• TASK DIRECTIONS:
Every record below is to be restated word for word, and no picture is to be copied.

• SOURCE DATA:
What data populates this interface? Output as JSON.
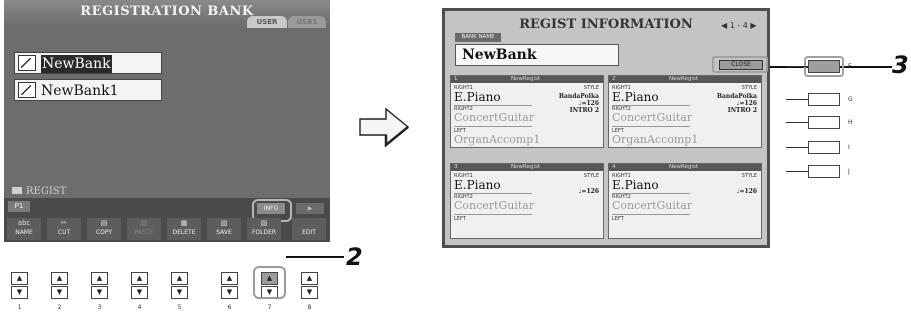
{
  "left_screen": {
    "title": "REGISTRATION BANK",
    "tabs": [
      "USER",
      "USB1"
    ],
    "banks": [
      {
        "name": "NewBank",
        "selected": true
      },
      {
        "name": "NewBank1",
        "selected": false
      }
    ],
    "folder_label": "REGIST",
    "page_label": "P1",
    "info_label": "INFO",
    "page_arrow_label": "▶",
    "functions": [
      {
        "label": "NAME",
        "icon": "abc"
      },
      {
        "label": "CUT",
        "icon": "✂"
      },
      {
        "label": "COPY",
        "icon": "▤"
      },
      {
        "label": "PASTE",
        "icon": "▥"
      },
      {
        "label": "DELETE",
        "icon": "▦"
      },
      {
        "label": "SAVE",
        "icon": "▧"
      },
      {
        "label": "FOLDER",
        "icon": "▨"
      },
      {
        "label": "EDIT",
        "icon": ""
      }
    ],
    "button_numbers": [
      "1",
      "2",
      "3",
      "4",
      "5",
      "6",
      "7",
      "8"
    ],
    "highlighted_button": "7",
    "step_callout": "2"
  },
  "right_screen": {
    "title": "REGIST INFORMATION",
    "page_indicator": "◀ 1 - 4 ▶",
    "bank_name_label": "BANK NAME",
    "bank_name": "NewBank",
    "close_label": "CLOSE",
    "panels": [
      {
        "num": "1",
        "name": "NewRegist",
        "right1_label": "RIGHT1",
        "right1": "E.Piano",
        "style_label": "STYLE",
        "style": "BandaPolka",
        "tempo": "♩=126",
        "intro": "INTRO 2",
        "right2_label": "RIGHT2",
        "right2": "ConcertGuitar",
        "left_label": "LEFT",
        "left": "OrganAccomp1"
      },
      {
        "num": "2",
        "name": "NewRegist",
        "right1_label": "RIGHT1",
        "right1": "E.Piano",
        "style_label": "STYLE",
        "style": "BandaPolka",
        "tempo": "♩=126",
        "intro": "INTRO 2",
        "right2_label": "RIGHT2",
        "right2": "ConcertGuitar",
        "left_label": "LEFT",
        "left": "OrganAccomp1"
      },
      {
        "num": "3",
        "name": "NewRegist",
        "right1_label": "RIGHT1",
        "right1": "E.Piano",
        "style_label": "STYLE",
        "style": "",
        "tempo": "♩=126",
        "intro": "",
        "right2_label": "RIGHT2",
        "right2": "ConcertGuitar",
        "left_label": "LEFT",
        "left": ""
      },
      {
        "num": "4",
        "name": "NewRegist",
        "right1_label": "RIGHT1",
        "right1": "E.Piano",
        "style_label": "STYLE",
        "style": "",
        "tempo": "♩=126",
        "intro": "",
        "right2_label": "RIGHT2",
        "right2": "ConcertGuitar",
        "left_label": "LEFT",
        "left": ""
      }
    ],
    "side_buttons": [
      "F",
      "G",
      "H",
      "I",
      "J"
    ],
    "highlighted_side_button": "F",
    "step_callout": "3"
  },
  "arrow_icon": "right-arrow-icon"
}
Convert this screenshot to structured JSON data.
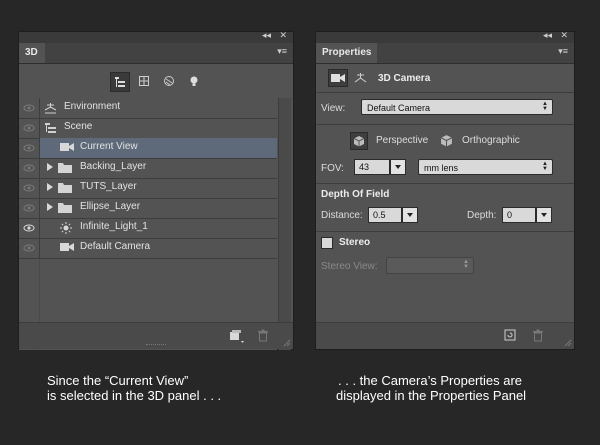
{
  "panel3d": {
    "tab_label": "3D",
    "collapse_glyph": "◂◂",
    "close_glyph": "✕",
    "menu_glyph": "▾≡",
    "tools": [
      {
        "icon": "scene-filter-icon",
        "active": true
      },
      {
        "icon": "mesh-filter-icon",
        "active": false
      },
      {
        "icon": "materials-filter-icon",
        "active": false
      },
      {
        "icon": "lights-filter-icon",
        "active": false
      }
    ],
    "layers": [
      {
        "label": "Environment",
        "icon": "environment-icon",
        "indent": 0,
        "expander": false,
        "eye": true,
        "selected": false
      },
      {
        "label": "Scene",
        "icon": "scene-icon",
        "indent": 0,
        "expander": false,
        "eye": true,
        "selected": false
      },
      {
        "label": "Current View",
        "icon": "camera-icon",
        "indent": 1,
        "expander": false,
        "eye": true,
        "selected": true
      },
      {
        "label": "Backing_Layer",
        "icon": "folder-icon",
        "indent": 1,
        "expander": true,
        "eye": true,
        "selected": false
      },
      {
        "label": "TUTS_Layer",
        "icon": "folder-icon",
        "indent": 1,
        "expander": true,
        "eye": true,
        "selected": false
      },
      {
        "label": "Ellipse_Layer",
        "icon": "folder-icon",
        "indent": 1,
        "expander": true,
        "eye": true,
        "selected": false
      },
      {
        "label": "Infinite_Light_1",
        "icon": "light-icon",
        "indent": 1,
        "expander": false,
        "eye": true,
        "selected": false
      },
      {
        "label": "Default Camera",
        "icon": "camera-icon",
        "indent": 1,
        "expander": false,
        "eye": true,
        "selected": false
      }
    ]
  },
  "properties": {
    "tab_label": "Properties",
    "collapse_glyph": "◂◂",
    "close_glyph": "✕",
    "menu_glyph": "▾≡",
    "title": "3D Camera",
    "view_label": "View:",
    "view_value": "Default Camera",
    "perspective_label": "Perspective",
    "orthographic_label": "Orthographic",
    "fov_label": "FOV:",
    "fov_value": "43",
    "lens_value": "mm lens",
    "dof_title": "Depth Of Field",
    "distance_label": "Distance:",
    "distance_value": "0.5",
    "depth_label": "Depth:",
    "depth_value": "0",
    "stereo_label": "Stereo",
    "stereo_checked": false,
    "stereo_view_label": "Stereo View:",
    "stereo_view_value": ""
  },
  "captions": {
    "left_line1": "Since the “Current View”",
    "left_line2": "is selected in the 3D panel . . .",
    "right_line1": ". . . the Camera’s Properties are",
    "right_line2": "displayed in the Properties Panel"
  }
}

• RESPONSE BOX:
What data populates this interface? Output as JSON.
{
  "left_screen": {
    "title": "REGISTRATION BANK",
    "tabs": [
      "USER",
      "USB1"
    ],
    "banks": [
      {
        "name": "NewBank",
        "selected": true
      },
      {
        "name": "NewBank1",
        "selected": false
      }
    ],
    "folder_label": "REGIST",
    "page_label": "P1",
    "info_label": "INFO",
    "page_arrow_label": "▶",
    "functions": [
      {
        "label": "NAME",
        "icon": "abc"
      },
      {
        "label": "CUT",
        "icon": "✂"
      },
      {
        "label": "COPY",
        "icon": "▤"
      },
      {
        "label": "PASTE",
        "icon": "▥"
      },
      {
        "label": "DELETE",
        "icon": "▦"
      },
      {
        "label": "SAVE",
        "icon": "▧"
      },
      {
        "label": "FOLDER",
        "icon": "▨"
      },
      {
        "label": "EDIT",
        "icon": ""
      }
    ],
    "button_numbers": [
      "1",
      "2",
      "3",
      "4",
      "5",
      "6",
      "7",
      "8"
    ],
    "highlighted_button": "7",
    "step_callout": "2"
  },
  "right_screen": {
    "title": "REGIST INFORMATION",
    "page_indicator": "◀ 1 - 4 ▶",
    "bank_name_label": "BANK NAME",
    "bank_name": "NewBank",
    "close_label": "CLOSE",
    "panels": [
      {
        "num": "1",
        "name": "NewRegist",
        "right1_label": "RIGHT1",
        "right1": "E.Piano",
        "style_label": "STYLE",
        "style": "BandaPolka",
        "tempo": "♩=126",
        "intro": "INTRO 2",
        "right2_label": "RIGHT2",
        "right2": "ConcertGuitar",
        "left_label": "LEFT",
        "left": "OrganAccomp1"
      },
      {
        "num": "2",
        "name": "NewRegist",
        "right1_label": "RIGHT1",
        "right1": "E.Piano",
        "style_label": "STYLE",
        "style": "BandaPolka",
        "tempo": "♩=126",
        "intro": "INTRO 2",
        "right2_label": "RIGHT2",
        "right2": "ConcertGuitar",
        "left_label": "LEFT",
        "left": "OrganAccomp1"
      },
      {
        "num": "3",
        "name": "NewRegist",
        "right1_label": "RIGHT1",
        "right1": "E.Piano",
        "style_label": "STYLE",
        "style": "",
        "tempo": "♩=126",
        "intro": "",
        "right2_label": "RIGHT2",
        "right2": "ConcertGuitar",
        "left_label": "LEFT",
        "left": ""
      },
      {
        "num": "4",
        "name": "NewRegist",
        "right1_label": "RIGHT1",
        "right1": "E.Piano",
        "style_label": "STYLE",
        "style": "",
        "tempo": "♩=126",
        "intro": "",
        "right2_label": "RIGHT2",
        "right2": "ConcertGuitar",
        "left_label": "LEFT",
        "left": ""
      }
    ],
    "side_buttons": [
      "F",
      "G",
      "H",
      "I",
      "J"
    ],
    "highlighted_side_button": "F",
    "step_callout": "3"
  },
  "arrow_icon": "right-arrow-icon"
}
Convert this screenshot to structured JSON data.
{
  "panel3d": {
    "tab_label": "3D",
    "collapse_glyph": "◂◂",
    "close_glyph": "✕",
    "menu_glyph": "▾≡",
    "tools": [
      {
        "icon": "scene-filter-icon",
        "active": true
      },
      {
        "icon": "mesh-filter-icon",
        "active": false
      },
      {
        "icon": "materials-filter-icon",
        "active": false
      },
      {
        "icon": "lights-filter-icon",
        "active": false
      }
    ],
    "layers": [
      {
        "label": "Environment",
        "icon": "environment-icon",
        "indent": 0,
        "expander": false,
        "eye": true,
        "selected": false
      },
      {
        "label": "Scene",
        "icon": "scene-icon",
        "indent": 0,
        "expander": false,
        "eye": true,
        "selected": false
      },
      {
        "label": "Current View",
        "icon": "camera-icon",
        "indent": 1,
        "expander": false,
        "eye": true,
        "selected": true
      },
      {
        "label": "Backing_Layer",
        "icon": "folder-icon",
        "indent": 1,
        "expander": true,
        "eye": true,
        "selected": false
      },
      {
        "label": "TUTS_Layer",
        "icon": "folder-icon",
        "indent": 1,
        "expander": true,
        "eye": true,
        "selected": false
      },
      {
        "label": "Ellipse_Layer",
        "icon": "folder-icon",
        "indent": 1,
        "expander": true,
        "eye": true,
        "selected": false
      },
      {
        "label": "Infinite_Light_1",
        "icon": "light-icon",
        "indent": 1,
        "expander": false,
        "eye": true,
        "selected": false
      },
      {
        "label": "Default Camera",
        "icon": "camera-icon",
        "indent": 1,
        "expander": false,
        "eye": true,
        "selected": false
      }
    ]
  },
  "properties": {
    "tab_label": "Properties",
    "collapse_glyph": "◂◂",
    "close_glyph": "✕",
    "menu_glyph": "▾≡",
    "title": "3D Camera",
    "view_label": "View:",
    "view_value": "Default Camera",
    "perspective_label": "Perspective",
    "orthographic_label": "Orthographic",
    "fov_label": "FOV:",
    "fov_value": "43",
    "lens_value": "mm lens",
    "dof_title": "Depth Of Field",
    "distance_label": "Distance:",
    "distance_value": "0.5",
    "depth_label": "Depth:",
    "depth_value": "0",
    "stereo_label": "Stereo",
    "stereo_checked": false,
    "stereo_view_label": "Stereo View:",
    "stereo_view_value": ""
  },
  "captions": {
    "left_line1": "Since the “Current View”",
    "left_line2": "is selected in the 3D panel . . .",
    "right_line1": ". . . the Camera’s Properties are",
    "right_line2": "displayed in the Properties Panel"
  }
}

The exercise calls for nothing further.